    ABSTRACT: In models of letter recognition, handwritten letters are considered as a particular font exemplar, not qualitatively different in their processing from printed letters. Yet, some data suggest that recognizing handwritten letters might rely on distinct processes, possibly related to motor knowledge. We applied functional magnetic resonance imaging to compare the neural correlates of perceiving handwritten letters vs. standard printed letters. Statistical analysis circumscribed to frontal brain regions involved in hand-movement triggering and execution showed that processing of handwritten letters is supported by a stronger activation of the left primary motor cortex and the supplementary motor area. At the whole-brain level, additional differences between handwritten and printed letters were observed in the right superior frontal, middle occipital, and parahippocampal gyri, and in the left inferior precentral and the fusiform gyri. The results are suggested to indicate embodiment of the visual perception of handwritten letters.
    Human Brain Mapping 08/2011; 32(8):1250-9. DOI:10.1002/hbm.21105 · 5.97 Impact Factor
  • Source
    • "The effects for false font symbols corresponded to previous findings for written words [48] and letter and symbols [49], [51] that are contrasted against baseline activity. However, our obtained activation pattern did not include the anterior left fusiform gyrus which is proposed to mediate sublexical properties of letters and words [52], [53] and is influenced by word frequency [54] and related to task accuracy [55]. Our results suggest that the increased activity for the false font symbols was largely caused by familiarity effects: although matched in visual complexity, the control graphemes were more frequent in written language. "
    [Show abstract] [Hide abstract]
    ABSTRACT: In synaesthesia, sensations in a particular modality cause additional experiences in a second, unstimulated modality (e.g., letters elicit colour). Understanding how synaesthesia is mediated in the brain can help to understand normal processes of perceptual awareness and multisensory integration. In several neuroimaging studies, enhanced brain activity for grapheme-colour synaesthesia has been found in ventral-occipital areas that are also involved in real colour processing. Our question was whether the neural correlates of synaesthetically induced colour and real colour experience are truly shared. First, in a free viewing functional magnetic resonance imaging (fMRI) experiment, we located main effects of synaesthesia in left superior parietal lobule and in colour related areas. In the left superior parietal lobe, individual differences between synaesthetes (projector-associator distinction) also influenced brain activity, confirming the importance of the left superior parietal lobe for synaesthesia. Next, we applied a repetition suppression paradigm in fMRI, in which a decrease in the BOLD (blood-oxygenated-level-dependent) response is generally observed for repeated stimuli.

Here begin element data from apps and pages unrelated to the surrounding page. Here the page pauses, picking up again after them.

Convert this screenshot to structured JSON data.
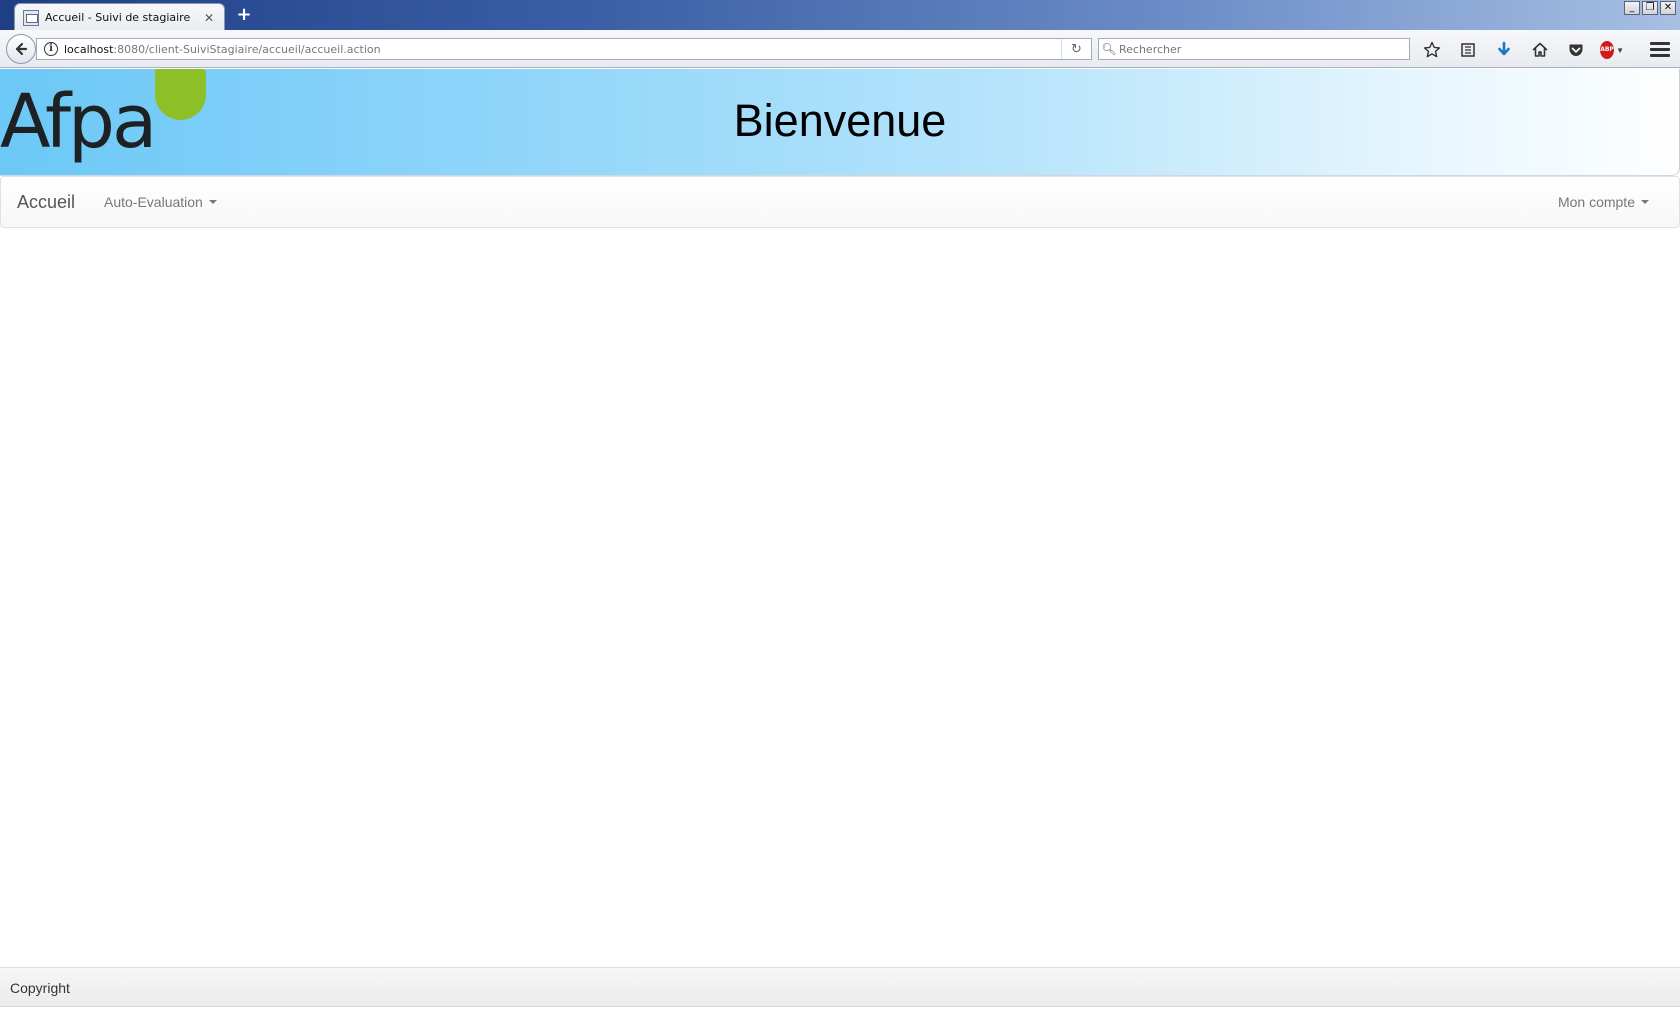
{
  "browser": {
    "tab_title": "Accueil - Suivi de stagiaire",
    "tab_close": "✕",
    "new_tab": "+",
    "url_host": "localhost",
    "url_rest": ":8080/client-SuiviStagiaire/accueil/accueil.action",
    "search_placeholder": "Rechercher",
    "window_buttons": [
      "_",
      "❐",
      "✕"
    ],
    "toolbar_icons": [
      "star-bookmark-icon",
      "reading-list-icon",
      "download-icon",
      "home-icon",
      "pocket-icon",
      "adblock-icon",
      "hamburger-menu-icon"
    ],
    "adblock_label": "ABP"
  },
  "header": {
    "logo_text": "Afpa",
    "title": "Bienvenue"
  },
  "nav": {
    "brand": "Accueil",
    "auto_evaluation": "Auto-Evaluation",
    "mon_compte": "Mon compte"
  },
  "footer": {
    "text": "Copyright"
  },
  "colors": {
    "leaf": "#8dc026",
    "banner_start": "#6cc8f6",
    "banner_end": "#ffffff"
  }
}
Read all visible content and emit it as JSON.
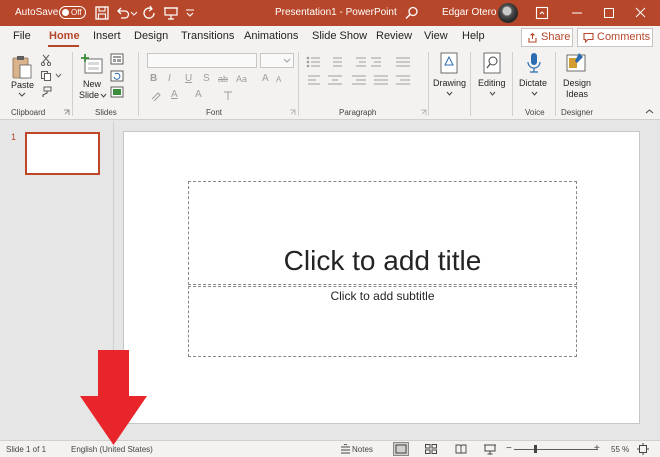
{
  "titlebar": {
    "autosave_label": "AutoSave",
    "autosave_state": "Off",
    "doc_title": "Presentation1  -  PowerPoint",
    "user_name": "Edgar Otero"
  },
  "menu": {
    "items": [
      "File",
      "Home",
      "Insert",
      "Design",
      "Transitions",
      "Animations",
      "Slide Show",
      "Review",
      "View",
      "Help"
    ],
    "active": "Home",
    "share_label": "Share",
    "comments_label": "Comments"
  },
  "ribbon": {
    "clipboard": {
      "paste_label": "Paste",
      "group_label": "Clipboard"
    },
    "slides": {
      "new_slide_line1": "New",
      "new_slide_line2": "Slide",
      "group_label": "Slides"
    },
    "font": {
      "group_label": "Font",
      "bold": "B",
      "italic": "I",
      "underline": "U",
      "strike": "S",
      "spacing": "ab",
      "case": "Aa",
      "grow": "A",
      "shrink": "A",
      "color_a": "A",
      "highlight_a": "A"
    },
    "paragraph": {
      "group_label": "Paragraph"
    },
    "drawing": {
      "label": "Drawing"
    },
    "editing": {
      "label": "Editing"
    },
    "voice": {
      "dictate_label": "Dictate",
      "group_label": "Voice"
    },
    "designer": {
      "design_line1": "Design",
      "design_line2": "Ideas",
      "group_label": "Designer"
    }
  },
  "slides_panel": {
    "slide_number": "1"
  },
  "slide": {
    "title_placeholder": "Click to add title",
    "subtitle_placeholder": "Click to add subtitle"
  },
  "statusbar": {
    "slide_info": "Slide 1 of 1",
    "language": "English (United States)",
    "notes_label": "Notes",
    "zoom_minus": "−",
    "zoom_plus": "+",
    "zoom_percent": "55 %"
  },
  "zoom_level": 0.55,
  "colors": {
    "accent": "#b7472a",
    "arrow": "#e8252a",
    "ribbon_bg": "#f3f2f1",
    "workspace": "#e6e6e6"
  }
}
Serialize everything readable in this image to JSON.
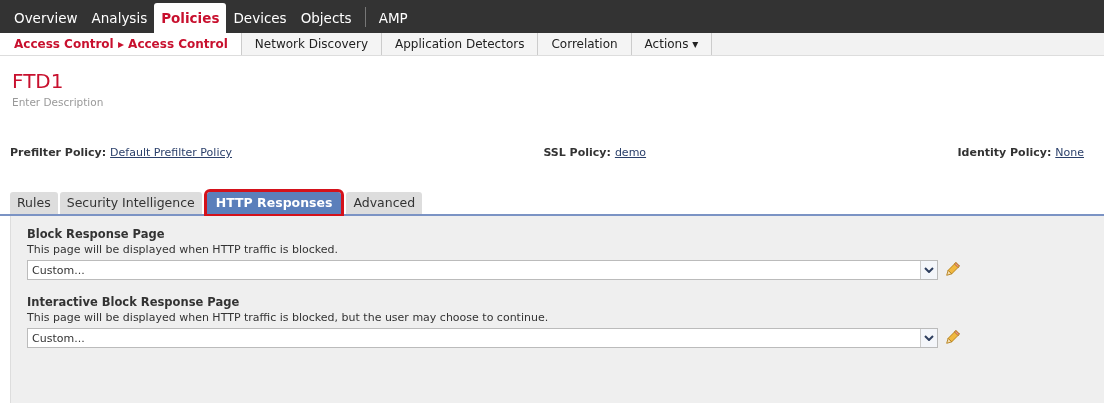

We hypothesized that synaesthetically induced colours would lead to a reduction in BOLD response for subsequently presented real colours, if the neural correlates were overlapping. We did find BOLD suppression effects induced by synaesthesia, but not within the colour areas. Because synaesthetically induced colours were not able to suppress BOLD effects for real colour, we conclude that the neural correlates of synaesthetic colour experience and real colour experience are not fully shared. We propose that synaesthetic colour experiences are mediated by higher-order visual pathways that lie beyond the scope of classical, ventral-occipital visual areas. Feedback from these areas, in which the left parietal cortex is likely to play an important role, may induce V4 activation and the percept of synaesthetic colour.
    PLoS ONE 08/2010; 5(8):e12074. DOI:10.1371/journal.pone.0012074 · 3.23 Impact Factor
Show more